It is with earnest intention and optimism that I arise each day and assemble my “to do” list. Somewhere between coffee and barn chores, the day claims its independence, thumbs its nose at my list and shows me that the day will rule. Not me.
For many years now, I have chosen to earn a living by doing two of the hardest things to do: Work at home and make a profession of creative writing. Both require discipline. When people ask for advice in writing, I always say, “Sit down and do it. Don’t just talk about it.”
The first 12 or 13 years of writing at home went pretty much as planned. That is to say that I had a daily plan, I stuck to it and it worked. But, more and more it seems that I am a mother with an unruly child.
An animal gets sick, a tree falls, an electric meter is running abnormally fast, a roof leaks, fraud pops up on a credit card or a bill arrives in the mail and needs correction.
“Here’s the phone bill and it’s wrong,” I lamented to Tink. “That means I have to call and spend 20 to 30 minutes on the phone, straightening it out.” I paused. “And I’m probably gonna have to get aggravated.”

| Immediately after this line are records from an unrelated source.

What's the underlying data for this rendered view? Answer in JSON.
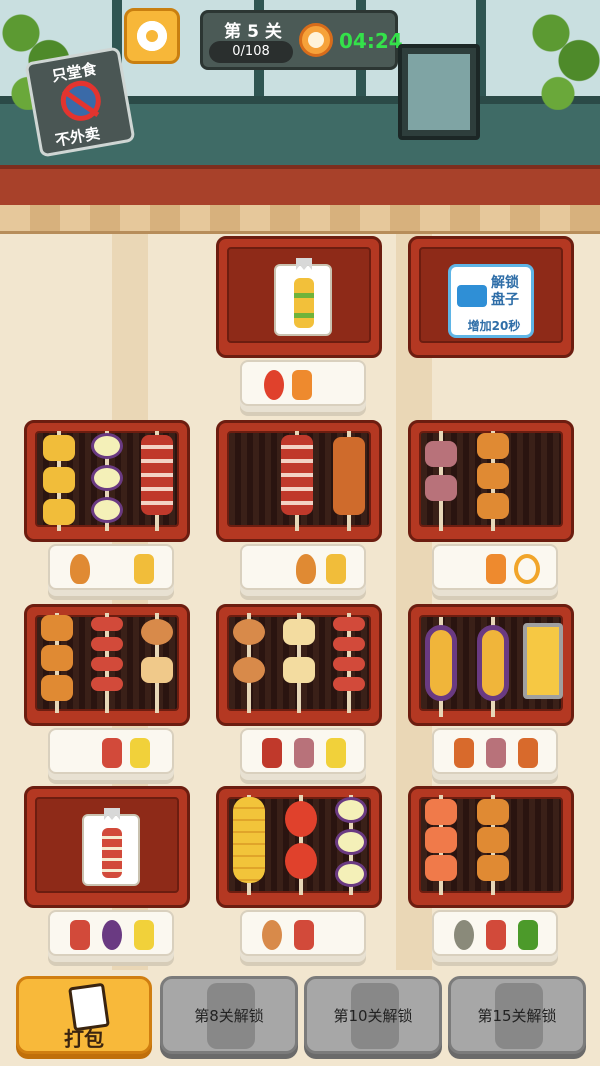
{
  "hud": {
    "level_label": "第 5 关",
    "progress_text": "0/108",
    "timer": "04:24"
  },
  "sign": {
    "line1": "只堂食",
    "line2": "不外卖"
  },
  "unlock_plate": {
    "line1": "解锁",
    "line2": "盘子",
    "bonus": "增加20秒"
  },
  "bottom_bar": {
    "pack_label": "打包",
    "lock1_label": "第8关解锁",
    "lock2_label": "第10关解锁",
    "lock3_label": "第15关解锁"
  },
  "colors": {
    "grill": "#b43822",
    "button_orange": "#f8b93a",
    "timer_green": "#34e14a"
  }
}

“Computer mistake,” the customer service rep said in a shrug-of-the-shoulders tone as my patience strained. For the most part, I liked life better before computers and cell phones, especially smart phones. I figure that about half of my daily problems find me thanks to electronic means.
Before I was published, I attended a writers’ conference where best-selling author Sharon McCrumb told the attendees, “You think you don’t have time to write now? Just wait until you get a book published and you have all those obligations. I had more time to write when I was teaching college and raising a family than I do now.”
These remarkably true words she said before computers and cell phones took over our lives.
Exasperated one morning, I brought Tink to laughter when I observed, “I need to get up earlier and get things done because I notice my day goes off track around 8:30 when people get to the office and start calling with problems I need to solve.”
Not long ago, my longtime friend, Ed Parks, and I were spending a splendid day with racing legend Richard Petty who has the somewhat unusual ability to observe and experience life while summing up wisely its lessons. As the day crawled into the darkness of night, we three sat in Richard’s kitchen in a triangle of chairs and just talked. One of those leisurely, enjoyable kitchen chats that we love so in the South.
Suddenly — I don’t recall at all what brought this up —Richard looked me directly in the eye and said in fatherly tone, “Let me tell you somethin’. Now, listen. OK? Listen to me. Ninety percent of the time we’re reactive. We spend our time reacting rather than doin’. I can get up in the morning with my little list of what I’m supposed to do and it can all be well planned then somethin’ comes up that changes one thing and then that causes everything else to have to change. I spend the rest of the day reactin’ to everything that’s happening. Y’know what I’m sayin’?”
Later as I mused over that piece of wisdom, I couldn’t help but think of all the times I watched him “react” on the racetrack when something happened. A wreck happens, a driver reacts and the entire day’s strategy changes right then and there.
Just like an all-too-usual day in my life.
I’d elaborate more on just how right Richard Petty is, but my stupid smart phone is buzzing. I’m sure I have some reactin’ to do.